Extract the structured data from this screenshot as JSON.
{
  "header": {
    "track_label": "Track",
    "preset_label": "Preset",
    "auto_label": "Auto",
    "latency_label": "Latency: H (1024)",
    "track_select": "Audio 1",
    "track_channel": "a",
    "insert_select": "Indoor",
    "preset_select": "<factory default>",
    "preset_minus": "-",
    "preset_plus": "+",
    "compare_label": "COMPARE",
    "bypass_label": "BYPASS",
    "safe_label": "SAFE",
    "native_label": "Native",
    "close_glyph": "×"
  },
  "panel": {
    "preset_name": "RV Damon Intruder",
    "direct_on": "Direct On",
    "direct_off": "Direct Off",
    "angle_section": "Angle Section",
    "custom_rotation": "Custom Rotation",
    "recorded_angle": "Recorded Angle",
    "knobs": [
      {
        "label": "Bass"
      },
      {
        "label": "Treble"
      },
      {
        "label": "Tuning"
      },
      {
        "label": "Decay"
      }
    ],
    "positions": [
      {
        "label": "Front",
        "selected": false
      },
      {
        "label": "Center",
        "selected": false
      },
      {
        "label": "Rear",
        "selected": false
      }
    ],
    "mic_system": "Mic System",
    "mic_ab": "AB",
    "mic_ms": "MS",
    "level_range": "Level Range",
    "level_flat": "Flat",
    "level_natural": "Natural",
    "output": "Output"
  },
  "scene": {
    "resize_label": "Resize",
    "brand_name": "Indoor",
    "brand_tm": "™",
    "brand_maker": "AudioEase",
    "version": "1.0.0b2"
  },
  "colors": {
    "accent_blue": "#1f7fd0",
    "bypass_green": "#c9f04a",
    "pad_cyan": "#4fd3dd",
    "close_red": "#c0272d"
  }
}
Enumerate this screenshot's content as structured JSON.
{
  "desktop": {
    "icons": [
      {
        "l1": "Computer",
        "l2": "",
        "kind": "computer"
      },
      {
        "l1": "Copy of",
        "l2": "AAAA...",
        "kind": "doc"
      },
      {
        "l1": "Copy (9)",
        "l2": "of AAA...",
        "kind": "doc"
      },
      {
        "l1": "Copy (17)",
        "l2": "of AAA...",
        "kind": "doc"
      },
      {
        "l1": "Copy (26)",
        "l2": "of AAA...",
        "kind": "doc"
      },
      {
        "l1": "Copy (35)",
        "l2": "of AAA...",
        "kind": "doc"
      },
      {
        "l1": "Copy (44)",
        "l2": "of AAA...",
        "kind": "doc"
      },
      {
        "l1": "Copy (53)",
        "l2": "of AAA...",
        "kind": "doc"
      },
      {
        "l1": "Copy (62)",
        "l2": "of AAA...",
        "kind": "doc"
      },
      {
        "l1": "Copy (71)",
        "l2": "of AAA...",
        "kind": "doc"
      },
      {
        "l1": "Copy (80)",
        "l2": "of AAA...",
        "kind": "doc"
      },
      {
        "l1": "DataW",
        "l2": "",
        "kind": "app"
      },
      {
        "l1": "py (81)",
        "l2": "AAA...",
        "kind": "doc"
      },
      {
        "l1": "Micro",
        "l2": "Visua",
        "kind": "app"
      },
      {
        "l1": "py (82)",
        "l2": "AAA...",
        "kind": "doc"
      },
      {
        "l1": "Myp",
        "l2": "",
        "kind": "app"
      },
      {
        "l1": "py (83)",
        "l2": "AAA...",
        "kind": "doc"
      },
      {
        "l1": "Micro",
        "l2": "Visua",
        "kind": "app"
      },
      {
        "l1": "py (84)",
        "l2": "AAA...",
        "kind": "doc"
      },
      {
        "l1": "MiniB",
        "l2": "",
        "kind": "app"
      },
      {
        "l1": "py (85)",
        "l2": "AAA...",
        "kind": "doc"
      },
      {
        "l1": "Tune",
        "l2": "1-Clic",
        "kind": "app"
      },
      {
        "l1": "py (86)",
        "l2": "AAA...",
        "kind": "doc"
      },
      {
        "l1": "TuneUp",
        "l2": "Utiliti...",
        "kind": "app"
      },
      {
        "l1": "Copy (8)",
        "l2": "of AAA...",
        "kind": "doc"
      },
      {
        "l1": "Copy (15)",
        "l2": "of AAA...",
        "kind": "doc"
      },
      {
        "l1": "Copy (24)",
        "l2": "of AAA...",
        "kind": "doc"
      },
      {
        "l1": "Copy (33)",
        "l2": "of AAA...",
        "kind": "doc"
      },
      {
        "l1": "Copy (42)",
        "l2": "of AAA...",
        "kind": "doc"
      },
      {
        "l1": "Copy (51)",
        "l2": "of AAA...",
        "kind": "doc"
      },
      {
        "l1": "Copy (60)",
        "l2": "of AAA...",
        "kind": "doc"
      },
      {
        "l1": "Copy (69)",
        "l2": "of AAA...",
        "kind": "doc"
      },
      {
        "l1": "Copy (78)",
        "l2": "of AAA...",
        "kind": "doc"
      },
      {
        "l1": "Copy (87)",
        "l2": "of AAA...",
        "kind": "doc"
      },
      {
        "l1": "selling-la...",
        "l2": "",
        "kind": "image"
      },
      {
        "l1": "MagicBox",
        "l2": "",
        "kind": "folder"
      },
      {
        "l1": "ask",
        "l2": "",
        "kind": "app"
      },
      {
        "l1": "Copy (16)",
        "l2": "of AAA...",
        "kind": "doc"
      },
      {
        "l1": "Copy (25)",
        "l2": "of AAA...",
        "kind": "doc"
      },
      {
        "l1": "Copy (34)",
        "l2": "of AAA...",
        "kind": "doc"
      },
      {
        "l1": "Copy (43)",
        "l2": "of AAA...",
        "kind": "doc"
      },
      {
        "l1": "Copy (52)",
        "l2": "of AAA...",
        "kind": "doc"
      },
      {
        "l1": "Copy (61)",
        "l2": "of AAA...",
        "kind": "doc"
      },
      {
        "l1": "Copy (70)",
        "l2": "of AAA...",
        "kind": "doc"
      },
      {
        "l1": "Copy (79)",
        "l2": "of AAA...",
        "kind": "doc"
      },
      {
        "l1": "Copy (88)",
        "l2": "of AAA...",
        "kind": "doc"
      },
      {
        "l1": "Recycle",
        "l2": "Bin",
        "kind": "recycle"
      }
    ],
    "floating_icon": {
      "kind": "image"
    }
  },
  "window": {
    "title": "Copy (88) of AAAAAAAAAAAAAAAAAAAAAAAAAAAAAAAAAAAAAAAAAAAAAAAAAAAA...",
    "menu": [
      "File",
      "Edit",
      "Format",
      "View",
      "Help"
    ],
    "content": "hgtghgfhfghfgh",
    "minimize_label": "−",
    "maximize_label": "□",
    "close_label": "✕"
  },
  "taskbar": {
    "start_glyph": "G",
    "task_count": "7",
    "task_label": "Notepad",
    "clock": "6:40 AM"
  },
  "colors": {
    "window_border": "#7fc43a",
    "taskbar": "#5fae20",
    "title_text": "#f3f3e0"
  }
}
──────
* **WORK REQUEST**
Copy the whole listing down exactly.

* **EXERCISE OUTPUT**
Extract the structured data from this screenshot as JSON.
{
  "header": {
    "track_label": "Track",
    "preset_label": "Preset",
    "auto_label": "Auto",
    "latency_label": "Latency: H (1024)",
    "track_select": "Audio 1",
    "track_channel": "a",
    "insert_select": "Indoor",
    "preset_select": "<factory default>",
    "preset_minus": "-",
    "preset_plus": "+",
    "compare_label": "COMPARE",
    "bypass_label": "BYPASS",
    "safe_label": "SAFE",
    "native_label": "Native",
    "close_glyph": "×"
  },
  "panel": {
    "preset_name": "RV Damon Intruder",
    "direct_on": "Direct On",
    "direct_off": "Direct Off",
    "angle_section": "Angle Section",
    "custom_rotation": "Custom Rotation",
    "recorded_angle": "Recorded Angle",
    "knobs": [
      {
        "label": "Bass"
      },
      {
        "label": "Treble"
      },
      {
        "label": "Tuning"
      },
      {
        "label": "Decay"
      }
    ],
    "positions": [
      {
        "label": "Front",
        "selected": false
      },
      {
        "label": "Center",
        "selected": false
      },
      {
        "label": "Rear",
        "selected": false
      }
    ],
    "mic_system": "Mic System",
    "mic_ab": "AB",
    "mic_ms": "MS",
    "level_range": "Level Range",
    "level_flat": "Flat",
    "level_natural": "Natural",
    "output": "Output"
  },
  "scene": {
    "resize_label": "Resize",
    "brand_name": "Indoor",
    "brand_tm": "™",
    "brand_maker": "AudioEase",
    "version": "1.0.0b2"
  },
  "colors": {
    "accent_blue": "#1f7fd0",
    "bypass_green": "#c9f04a",
    "pad_cyan": "#4fd3dd",
    "close_red": "#c0272d"
  }
}
Enumerate this screenshot's content as structured JSON.
{
  "desktop": {
    "icons": [
      {
        "l1": "Computer",
        "l2": "",
        "kind": "computer"
      },
      {
        "l1": "Copy of",
        "l2": "AAAA...",
        "kind": "doc"
      },
      {
        "l1": "Copy (9)",
        "l2": "of AAA...",
        "kind": "doc"
      },
      {
        "l1": "Copy (17)",
        "l2": "of AAA...",
        "kind": "doc"
      },
      {
        "l1": "Copy (26)",
        "l2": "of AAA...",
        "kind": "doc"
      },
      {
        "l1": "Copy (35)",
        "l2": "of AAA...",
        "kind": "doc"
      },
      {
        "l1": "Copy (44)",
        "l2": "of AAA...",
        "kind": "doc"
      },
      {
        "l1": "Copy (53)",
        "l2": "of AAA...",
        "kind": "doc"
      },
      {
        "l1": "Copy (62)",
        "l2": "of AAA...",
        "kind": "doc"
      },
      {
        "l1": "Copy (71)",
        "l2": "of AAA...",
        "kind": "doc"
      },
      {
        "l1": "Copy (80)",
        "l2": "of AAA...",
        "kind": "doc"
      },
      {
        "l1": "DataW",
        "l2": "",
        "kind": "app"
      },
      {
        "l1": "py (81)",
        "l2": "AAA...",
        "kind": "doc"
      },
      {
        "l1": "Micro",
        "l2": "Visua",
        "kind": "app"
      },
      {
        "l1": "py (82)",
        "l2": "AAA...",
        "kind": "doc"
      },
      {
        "l1": "Myp",
        "l2": "",
        "kind": "app"
      },
      {
        "l1": "py (83)",
        "l2": "AAA...",
        "kind": "doc"
      },
      {
        "l1": "Micro",
        "l2": "Visua",
        "kind": "app"
      },
      {
        "l1": "py (84)",
        "l2": "AAA...",
        "kind": "doc"
      },
      {
        "l1": "MiniB",
        "l2": "",
        "kind": "app"
      },
      {
        "l1": "py (85)",
        "l2": "AAA...",
        "kind": "doc"
      },
      {
        "l1": "Tune",
        "l2": "1-Clic",
        "kind": "app"
      },
      {
        "l1": "py (86)",
        "l2": "AAA...",
        "kind": "doc"
      },
      {
        "l1": "TuneUp",
        "l2": "Utiliti...",
        "kind": "app"
      },
      {
        "l1": "Copy (8)",
        "l2": "of AAA...",
        "kind": "doc"
      },
      {
        "l1": "Copy (15)",
        "l2": "of AAA...",
        "kind": "doc"
      },
      {
        "l1": "Copy (24)",
        "l2": "of AAA...",
        "kind": "doc"
      },
      {
        "l1": "Copy (33)",
        "l2": "of AAA...",
        "kind": "doc"
      },
      {
        "l1": "Copy (42)",
        "l2": "of AAA...",
        "kind": "doc"
      },
      {
        "l1": "Copy (51)",
        "l2": "of AAA...",
        "kind": "doc"
      },
      {
        "l1": "Copy (60)",
        "l2": "of AAA...",
        "kind": "doc"
      },
      {
        "l1": "Copy (69)",
        "l2": "of AAA...",
        "kind": "doc"
      },
      {
        "l1": "Copy (78)",
        "l2": "of AAA...",
        "kind": "doc"
      },
      {
        "l1": "Copy (87)",
        "l2": "of AAA...",
        "kind": "doc"
      },
      {
        "l1": "selling-la...",
        "l2": "",
        "kind": "image"
      },
      {
        "l1": "MagicBox",
        "l2": "",
        "kind": "folder"
      },
      {
        "l1": "ask",
        "l2": "",
        "kind": "app"
      },
      {
        "l1": "Copy (16)",
        "l2": "of AAA...",
        "kind": "doc"
      },
      {
        "l1": "Copy (25)",
        "l2": "of AAA...",
        "kind": "doc"
      },
      {
        "l1": "Copy (34)",
        "l2": "of AAA...",
        "kind": "doc"
      },
      {
        "l1": "Copy (43)",
        "l2": "of AAA...",
        "kind": "doc"
      },
      {
        "l1": "Copy (52)",
        "l2": "of AAA...",
        "kind": "doc"
      },
      {
        "l1": "Copy (61)",
        "l2": "of AAA...",
        "kind": "doc"
      },
      {
        "l1": "Copy (70)",
        "l2": "of AAA...",
        "kind": "doc"
      },
      {
        "l1": "Copy (79)",
        "l2": "of AAA...",
        "kind": "doc"
      },
      {
        "l1": "Copy (88)",
        "l2": "of AAA...",
        "kind": "doc"
      },
      {
        "l1": "Recycle",
        "l2": "Bin",
        "kind": "recycle"
      }
    ],
    "floating_icon": {
      "kind": "image"
    }
  },
  "window": {
    "title": "Copy (88) of AAAAAAAAAAAAAAAAAAAAAAAAAAAAAAAAAAAAAAAAAAAAAAAAAAAA...",
    "menu": [
      "File",
      "Edit",
      "Format",
      "View",
      "Help"
    ],
    "content": "hgtghgfhfghfgh",
    "minimize_label": "−",
    "maximize_label": "□",
    "close_label": "✕"
  },
  "taskbar": {
    "start_glyph": "G",
    "task_count": "7",
    "task_label": "Notepad",
    "clock": "6:40 AM"
  },
  "colors": {
    "window_border": "#7fc43a",
    "taskbar": "#5fae20",
    "title_text": "#f3f3e0"
  }
}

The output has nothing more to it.